The drought beginning in February 2018 likely contributed to low nesting success rather than the 2017 hurricanes. However, it cannot be ruled out that these are harmful effects from Irma. Currently, the facility only houses 34 individuals which is a result of zero hatchlings collected in 2017, only eight in 2018, plus two consecutive large releases in 2017 and 2018. K. Bradley will put a heavy focus on locating nests in 2019 to increase the facility’s numbers.
Iguana Fest 2018. This year’s festival was a great success with approximately 175 attendees. Notable guests included Joseph Smith Abbott (Deputy Secretary to the Ministry of Natural Resources and Labour), Kim Takeuchi (Unite BVI Foundation), and Mr. Vincent Wheatley (former Sisters Island Programme Coordinator). An equally important guest was Darvin Potter, who in the past has been a reluctant supporter of the iguana conservation program. After the festival, Mr. Potter shared that the festival was a mind-changing event for him and strongly expressed his approval of the festival and what it brings to the residents of Anegada.
This year’s Iguana Fest included a free breakfast, hotdog cookout for children, two iguana cakes, and candy. In addition, Big Bolo Back Yard Grill set up a booth and sold barbecue lunches and drinks. Festival activities included an early morning fun-run/walk for local residents, a family-friendly DJ, spraying down the kids with the fire hose, ecology coloring station, and many iguana/ecology games. As in years past, almost 400 official Iguana Fest T-shirts were given out. The shirts are much sought after, and additional requests come in long after they are out of stock. The shirts keep the program visible and create opportunities for conversations between researchers and locals throughout the year. The festival has become a favorite regional event that showcases the uniqueness of Anegada and its iguana.
Future. The 2019 work (e.g., collecting new hatchlings/releasing iguanas, long-term monitoring, and iguana/flora interactions) will ensure the program does not lose momentum as the country works toward full recovery from the 2017 hurricanes. Additional efforts will move the program towards a meta-population approach.
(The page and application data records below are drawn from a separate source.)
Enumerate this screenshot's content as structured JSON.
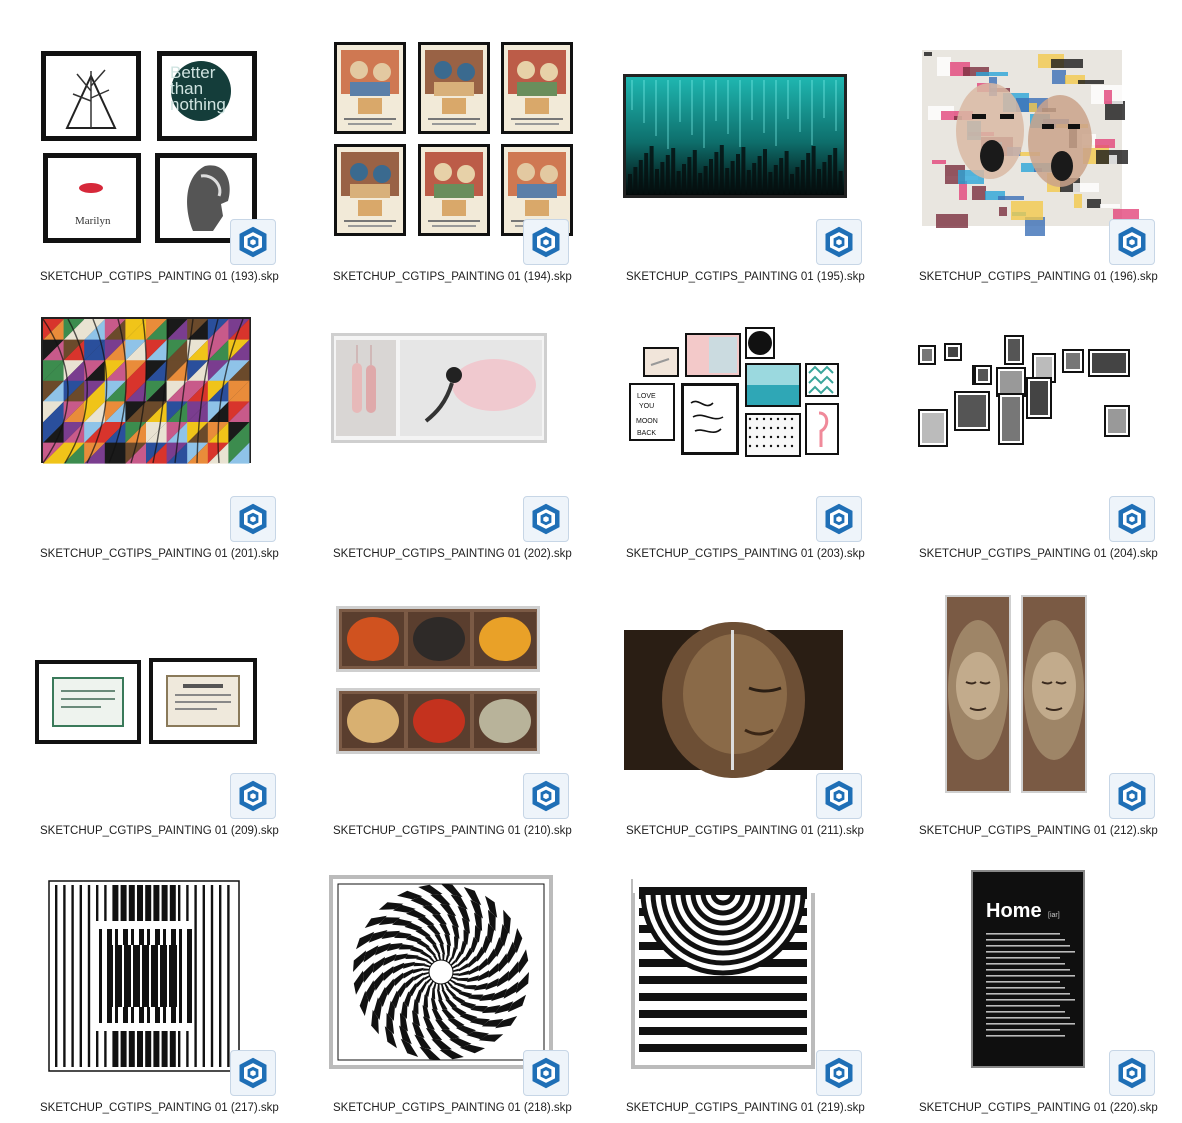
{
  "files": [
    {
      "name": "SKETCHUP_CGTIPS_PAINTING 01 (193).skp",
      "thumb": "mixed-art-prints-2x2",
      "thumb_text": [
        "Better",
        "than",
        "nothing",
        "Marilyn"
      ]
    },
    {
      "name": "SKETCHUP_CGTIPS_PAINTING 01 (194).skp",
      "thumb": "vintage-ads-3x2"
    },
    {
      "name": "SKETCHUP_CGTIPS_PAINTING 01 (195).skp",
      "thumb": "teal-abstract-wide"
    },
    {
      "name": "SKETCHUP_CGTIPS_PAINTING 01 (196).skp",
      "thumb": "graffiti-faces"
    },
    {
      "name": "SKETCHUP_CGTIPS_PAINTING 01 (201).skp",
      "thumb": "colorful-geometric"
    },
    {
      "name": "SKETCHUP_CGTIPS_PAINTING 01 (202).skp",
      "thumb": "ballet-diptych"
    },
    {
      "name": "SKETCHUP_CGTIPS_PAINTING 01 (203).skp",
      "thumb": "gallery-wall-color"
    },
    {
      "name": "SKETCHUP_CGTIPS_PAINTING 01 (204).skp",
      "thumb": "gallery-wall-bw"
    },
    {
      "name": "SKETCHUP_CGTIPS_PAINTING 01 (209).skp",
      "thumb": "certificates"
    },
    {
      "name": "SKETCHUP_CGTIPS_PAINTING 01 (210).skp",
      "thumb": "spices"
    },
    {
      "name": "SKETCHUP_CGTIPS_PAINTING 01 (211).skp",
      "thumb": "buddha-diptych"
    },
    {
      "name": "SKETCHUP_CGTIPS_PAINTING 01 (212).skp",
      "thumb": "buddha-panels"
    },
    {
      "name": "SKETCHUP_CGTIPS_PAINTING 01 (217).skp",
      "thumb": "op-art-stripes"
    },
    {
      "name": "SKETCHUP_CGTIPS_PAINTING 01 (218).skp",
      "thumb": "op-art-spiral"
    },
    {
      "name": "SKETCHUP_CGTIPS_PAINTING 01 (219).skp",
      "thumb": "op-art-arcs"
    },
    {
      "name": "SKETCHUP_CGTIPS_PAINTING 01 (220).skp",
      "thumb": "home-typography",
      "thumb_text": [
        "Home",
        "[iar]"
      ]
    }
  ],
  "badge_icon": "sketchup-logo-icon",
  "colors": {
    "badge_blue": "#1f6fb6",
    "badge_bg": "#eef4fa",
    "text": "#1e1e1e"
  }
}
The first phase is to conduct an extensive habitat assessment of Fallen Jerusalem, BVI, to ensure the island still affords iguanas their basic needs: varied plant community, appropriate nesting sites, absence of introduced species, and determine the presence of the Puerto Rican Racer.
Iguana Fest 2018 was a great success, but with such high numbers in attendance the festival’s format needs to change to increase its education impact on attendees. The plan is to setup independent stations where smaller, more manageable groups can complete education activities. The festival will have a mini passport that will get stamped when an activity is completed. Small prizes will be given out for completely filled passports. This format will require more volunteers to have all the stations running at once, but will ultimately result in greatly improved learning experience for festival participants.
Finally, the project’s car failed in 2018, and it was determined not cost-effective to repair it. The Fort Worth Zoo will donate and ship a car to Anegada in 2019. K. Bradley attempted to purchase a generator, but the demand for generators made them extremely overpriced in the BVI. A generator will be purchased in the US next year and shipped to finalize the hurricane preparedness.